Until the last two songs, “All Apologies” and “Where Did You Sleep Last Night,” which truly do reverberate with emotion, Unplugged shows us that performer from Cobain’s suicide note — the one who is struggling to connect with his audience but can’t shake the feeling that he’s punching a clock as he takes the stage to greet them. It shows us a band gingerly coaxing its delicate frontman through a challenging set, Dave Grohl behind his drum kit encouraging Cobain to play “Pennyroyal Tea” solo and bassist Krist Novoselic using his gawky stature and goofy mannerisms to lighten the mood. (Moments of comedy are few and far between here, but the image of Novoselic playing the accordion made me laugh out loud.)
This, it seems, is a truer reflection of what was happening behind the scenes. Cobain, who had always harbored insecurities about his musicianship, came into the studio nervous and sick, from the mysterious stomach ailment that supposedly drove him to heroin. Deprived of that for the day, he took the stage with the help of Valium. And he nearly dropped Grohl from the performance because he couldn’t drum softly enough. The dress rehearsal, reportedly, was miserable.
It’s always uncomfortable to witness a performance by an artist who is ambivalent about, or even actively hostile to, performing. Whether it’s Jeff Mangum leading transcendent Neutral Milk Hotel sing-alongs over a decade after glimpsing fame and running the other way or Leonard Cohen putting on long, dazzling shows he never would have considered had legal troubles not forced him to raise money, my enjoyment of these concerts is always mixed with guilt. For demanding that these people do something difficult for and maybe even damaging to them so that I can watch, I feel implicated.

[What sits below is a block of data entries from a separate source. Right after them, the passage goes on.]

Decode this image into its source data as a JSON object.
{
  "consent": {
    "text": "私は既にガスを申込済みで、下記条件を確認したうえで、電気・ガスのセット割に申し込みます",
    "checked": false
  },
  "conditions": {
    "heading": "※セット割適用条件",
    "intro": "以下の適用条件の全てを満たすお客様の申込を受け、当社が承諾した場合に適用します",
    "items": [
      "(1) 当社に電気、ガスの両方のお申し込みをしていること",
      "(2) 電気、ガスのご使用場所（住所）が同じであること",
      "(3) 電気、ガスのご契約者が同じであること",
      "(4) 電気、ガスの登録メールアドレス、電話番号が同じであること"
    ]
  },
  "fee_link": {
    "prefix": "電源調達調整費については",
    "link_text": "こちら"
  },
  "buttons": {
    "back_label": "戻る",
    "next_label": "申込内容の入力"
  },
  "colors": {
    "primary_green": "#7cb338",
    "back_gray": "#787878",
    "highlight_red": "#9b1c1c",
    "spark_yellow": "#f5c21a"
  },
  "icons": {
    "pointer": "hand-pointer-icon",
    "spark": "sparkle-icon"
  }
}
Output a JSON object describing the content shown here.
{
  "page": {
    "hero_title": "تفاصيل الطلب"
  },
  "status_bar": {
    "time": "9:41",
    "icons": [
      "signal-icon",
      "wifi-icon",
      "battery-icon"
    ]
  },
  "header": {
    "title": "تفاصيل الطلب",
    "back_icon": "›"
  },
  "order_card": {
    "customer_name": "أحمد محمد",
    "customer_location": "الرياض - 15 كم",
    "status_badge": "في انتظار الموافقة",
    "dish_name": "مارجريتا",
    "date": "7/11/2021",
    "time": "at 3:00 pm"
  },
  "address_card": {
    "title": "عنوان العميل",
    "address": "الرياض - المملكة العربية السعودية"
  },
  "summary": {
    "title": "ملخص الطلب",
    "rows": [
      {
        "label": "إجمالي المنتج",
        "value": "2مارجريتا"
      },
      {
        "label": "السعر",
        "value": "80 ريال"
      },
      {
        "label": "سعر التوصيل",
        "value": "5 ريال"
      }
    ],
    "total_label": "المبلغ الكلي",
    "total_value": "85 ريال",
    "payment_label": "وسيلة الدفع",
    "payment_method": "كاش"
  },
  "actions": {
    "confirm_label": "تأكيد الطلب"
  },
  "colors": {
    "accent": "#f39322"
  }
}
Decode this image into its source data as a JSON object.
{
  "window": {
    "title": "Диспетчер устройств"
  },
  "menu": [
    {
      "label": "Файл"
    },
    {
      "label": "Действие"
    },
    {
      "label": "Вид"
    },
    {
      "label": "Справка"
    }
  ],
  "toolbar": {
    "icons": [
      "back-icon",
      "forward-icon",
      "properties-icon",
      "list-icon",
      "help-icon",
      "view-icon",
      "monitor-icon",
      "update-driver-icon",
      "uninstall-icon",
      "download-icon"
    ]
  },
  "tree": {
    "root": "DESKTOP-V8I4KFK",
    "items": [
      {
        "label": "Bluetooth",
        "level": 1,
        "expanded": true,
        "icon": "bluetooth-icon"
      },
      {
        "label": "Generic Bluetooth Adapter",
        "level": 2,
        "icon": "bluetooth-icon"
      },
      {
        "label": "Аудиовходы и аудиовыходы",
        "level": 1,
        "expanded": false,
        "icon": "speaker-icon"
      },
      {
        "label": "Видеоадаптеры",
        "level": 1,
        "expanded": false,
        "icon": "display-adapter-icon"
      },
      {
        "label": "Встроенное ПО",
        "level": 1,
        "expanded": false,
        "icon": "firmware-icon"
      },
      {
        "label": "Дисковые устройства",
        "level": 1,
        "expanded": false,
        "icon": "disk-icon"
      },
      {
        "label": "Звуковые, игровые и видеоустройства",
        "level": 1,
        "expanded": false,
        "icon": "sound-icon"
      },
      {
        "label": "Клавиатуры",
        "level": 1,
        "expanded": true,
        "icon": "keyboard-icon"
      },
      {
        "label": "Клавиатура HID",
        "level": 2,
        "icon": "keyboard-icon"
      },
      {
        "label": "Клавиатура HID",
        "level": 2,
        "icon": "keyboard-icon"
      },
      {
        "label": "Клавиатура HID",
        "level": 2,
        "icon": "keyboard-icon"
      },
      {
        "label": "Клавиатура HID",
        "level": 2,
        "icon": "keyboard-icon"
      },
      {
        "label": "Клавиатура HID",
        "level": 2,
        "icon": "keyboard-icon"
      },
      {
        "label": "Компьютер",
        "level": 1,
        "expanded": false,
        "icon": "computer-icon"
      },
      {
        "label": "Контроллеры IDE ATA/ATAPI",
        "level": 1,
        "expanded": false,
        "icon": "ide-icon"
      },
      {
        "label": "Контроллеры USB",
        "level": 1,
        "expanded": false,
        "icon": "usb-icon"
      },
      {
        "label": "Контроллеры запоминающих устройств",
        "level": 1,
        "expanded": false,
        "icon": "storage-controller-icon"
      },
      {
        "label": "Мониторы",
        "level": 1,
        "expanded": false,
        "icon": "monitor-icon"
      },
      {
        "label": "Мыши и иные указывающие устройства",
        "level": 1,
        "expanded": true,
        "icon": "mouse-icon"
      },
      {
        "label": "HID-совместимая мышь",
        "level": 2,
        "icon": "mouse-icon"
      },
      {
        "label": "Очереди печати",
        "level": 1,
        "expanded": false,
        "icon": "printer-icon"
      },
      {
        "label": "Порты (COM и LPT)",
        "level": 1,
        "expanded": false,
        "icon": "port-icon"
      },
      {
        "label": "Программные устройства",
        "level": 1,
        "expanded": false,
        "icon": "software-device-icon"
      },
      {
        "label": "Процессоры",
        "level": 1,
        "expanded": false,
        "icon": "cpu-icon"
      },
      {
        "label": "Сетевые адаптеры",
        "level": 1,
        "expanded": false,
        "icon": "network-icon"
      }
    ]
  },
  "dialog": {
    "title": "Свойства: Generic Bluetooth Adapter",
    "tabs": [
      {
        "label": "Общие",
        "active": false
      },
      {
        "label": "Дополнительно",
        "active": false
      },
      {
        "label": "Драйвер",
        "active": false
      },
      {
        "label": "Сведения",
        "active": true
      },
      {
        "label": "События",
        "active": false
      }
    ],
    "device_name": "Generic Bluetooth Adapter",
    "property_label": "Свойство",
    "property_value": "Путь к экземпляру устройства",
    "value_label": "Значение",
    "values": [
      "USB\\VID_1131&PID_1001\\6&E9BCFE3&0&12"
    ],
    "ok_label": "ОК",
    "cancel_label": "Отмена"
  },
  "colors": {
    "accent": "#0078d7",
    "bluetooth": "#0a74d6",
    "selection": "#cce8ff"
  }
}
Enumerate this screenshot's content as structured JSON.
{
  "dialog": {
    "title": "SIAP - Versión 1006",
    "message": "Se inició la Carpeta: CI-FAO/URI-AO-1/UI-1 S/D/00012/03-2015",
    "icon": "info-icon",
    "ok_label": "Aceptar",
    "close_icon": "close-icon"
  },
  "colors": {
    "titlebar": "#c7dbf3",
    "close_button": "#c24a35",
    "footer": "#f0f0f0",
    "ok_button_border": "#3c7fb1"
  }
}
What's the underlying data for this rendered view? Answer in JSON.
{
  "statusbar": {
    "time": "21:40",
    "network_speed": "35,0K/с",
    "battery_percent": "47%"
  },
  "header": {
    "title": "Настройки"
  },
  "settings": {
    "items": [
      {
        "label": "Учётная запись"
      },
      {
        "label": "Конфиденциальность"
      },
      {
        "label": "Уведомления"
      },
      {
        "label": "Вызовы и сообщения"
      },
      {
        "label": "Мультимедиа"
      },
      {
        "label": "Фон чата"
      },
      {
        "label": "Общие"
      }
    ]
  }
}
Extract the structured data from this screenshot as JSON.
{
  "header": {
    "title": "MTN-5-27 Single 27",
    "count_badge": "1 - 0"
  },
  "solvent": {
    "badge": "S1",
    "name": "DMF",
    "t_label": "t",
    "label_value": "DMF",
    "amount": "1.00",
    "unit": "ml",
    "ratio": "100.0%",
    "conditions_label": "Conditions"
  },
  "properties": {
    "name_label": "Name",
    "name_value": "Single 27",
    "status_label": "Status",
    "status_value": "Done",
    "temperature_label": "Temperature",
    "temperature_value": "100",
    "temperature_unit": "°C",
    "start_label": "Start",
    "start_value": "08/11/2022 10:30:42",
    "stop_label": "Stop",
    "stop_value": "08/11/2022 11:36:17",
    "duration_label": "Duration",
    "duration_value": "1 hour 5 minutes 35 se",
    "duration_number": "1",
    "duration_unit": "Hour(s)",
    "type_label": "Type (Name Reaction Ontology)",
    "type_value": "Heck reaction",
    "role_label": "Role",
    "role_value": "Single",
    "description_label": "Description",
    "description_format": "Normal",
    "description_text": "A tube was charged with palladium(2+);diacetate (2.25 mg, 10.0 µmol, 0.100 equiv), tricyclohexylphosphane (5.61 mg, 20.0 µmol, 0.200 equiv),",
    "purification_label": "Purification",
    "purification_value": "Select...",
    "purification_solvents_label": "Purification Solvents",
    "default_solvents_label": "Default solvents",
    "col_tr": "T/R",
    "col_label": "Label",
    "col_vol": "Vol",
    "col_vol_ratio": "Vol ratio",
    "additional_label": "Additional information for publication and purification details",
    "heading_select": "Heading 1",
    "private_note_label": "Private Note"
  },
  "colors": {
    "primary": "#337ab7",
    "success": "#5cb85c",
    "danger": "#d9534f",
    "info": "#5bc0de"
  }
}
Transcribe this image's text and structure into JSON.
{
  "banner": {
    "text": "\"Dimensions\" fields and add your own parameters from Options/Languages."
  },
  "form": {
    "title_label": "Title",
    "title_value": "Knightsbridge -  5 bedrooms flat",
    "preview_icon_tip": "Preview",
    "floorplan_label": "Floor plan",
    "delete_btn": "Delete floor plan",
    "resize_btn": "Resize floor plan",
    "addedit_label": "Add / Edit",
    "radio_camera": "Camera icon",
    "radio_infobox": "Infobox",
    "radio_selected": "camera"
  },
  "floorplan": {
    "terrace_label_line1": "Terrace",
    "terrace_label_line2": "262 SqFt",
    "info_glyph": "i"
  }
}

Revisiting Nirvana: Unplugged brought on that same guilt, but there’s more. What makes my — and our collective — misreading of the performance so tragic is that it perfectly encapsulates the gulf between Cobain and his audience. We never stopped worshiping him for giving us everything, when eventually he could barely give us anything at all.